First we never heard of Ryan Leaf, then he was going to win the Heisman, then he was going to single-handedly beat Michigan. I prefer first impressions. Michigan 31, Washington State 10.
The defense rocks and the offense rolls as Michigan ends a perfect season with an exclamation point. The Wolverines can move the ball on Washington State and will score enough points to take a lot of drama out of the game. And on the other side of the line of scrimmage they will show how defense wins championships. Michigan 31, Washington State 17.
BILL L. ROOSE
Washington State’s one-back offense is like nothing Michigan has seen this season. The last time the Wolverines faced a strong-armed quarterback like Ryan Leaf was in 1978, when they were heavy favorites to beat the Washington Huskies and some guy named Warren Moon. Oh, yeah. Can Heisman winner Charles Woodson and Marcus Ray cover five receivers in the Cougars’ high-octane passing offense? Not without leaving someone open. Washington State’s five receivers (known as the Fab Five) will do something U-M’s heralded basketball equivalent couldn’t — win the big game. These Cougars will shock the world.

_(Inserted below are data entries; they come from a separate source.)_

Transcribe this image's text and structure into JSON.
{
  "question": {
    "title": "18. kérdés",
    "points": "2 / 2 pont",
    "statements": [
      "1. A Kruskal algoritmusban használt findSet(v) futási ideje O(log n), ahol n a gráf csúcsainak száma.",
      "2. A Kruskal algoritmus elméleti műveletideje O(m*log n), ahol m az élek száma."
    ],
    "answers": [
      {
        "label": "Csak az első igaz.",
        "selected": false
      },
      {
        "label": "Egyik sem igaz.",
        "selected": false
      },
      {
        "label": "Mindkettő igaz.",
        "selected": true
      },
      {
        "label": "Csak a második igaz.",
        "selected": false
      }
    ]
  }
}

Washington State 31, Michigan 24.
HELENE ST. JAMES
Legend has it that when the Spartans played in the Rose Bowl in 1988, players kept having to remind everyone that they were from Michigan State, not Michigan, so quit assuming they would lose (they didn’t). The moral: When it comes to losing Rose Bowls, nobody does it better than the Wolverines. Bo took the team to 10 of them — and won just two. Oh sure, everything is different this season because the Wolverines are sooo focused (heck, they have scheduled nap times!). But please, name all the great quarterbacks they have faced this season. Now name all the five-receiver sets they have stopped. Washington State 28, Michigan 17…. The tradition continues.
Everybody deserves a national championship every 50 years or so. The Wolverines ride strong offensive line play, solid quarterbacking and their Heisman-heroic defense in the Big One. U-M turns over new Leaf. Michigan 31, Washington State 14.
No matter how strong they are, strong defenses can’t completely shut down strong offenses. Washington State will score some points as quarterback Ryan Leaf introduces himself to Big Ten fans who had no clue he even existed. The key will be the Washington State front seven’s ability to contain Michigan’s power running game. Michigan’s offense picks the wrong time to start getting careless with the ball. Washington State 27, Michigan 23.
During the regular season, Washington State averaged almost a point and a half for every minute its offense had the ball; during the regular season Washington State did not play against Michigan’s defense. Michigan 31, Washington State 17.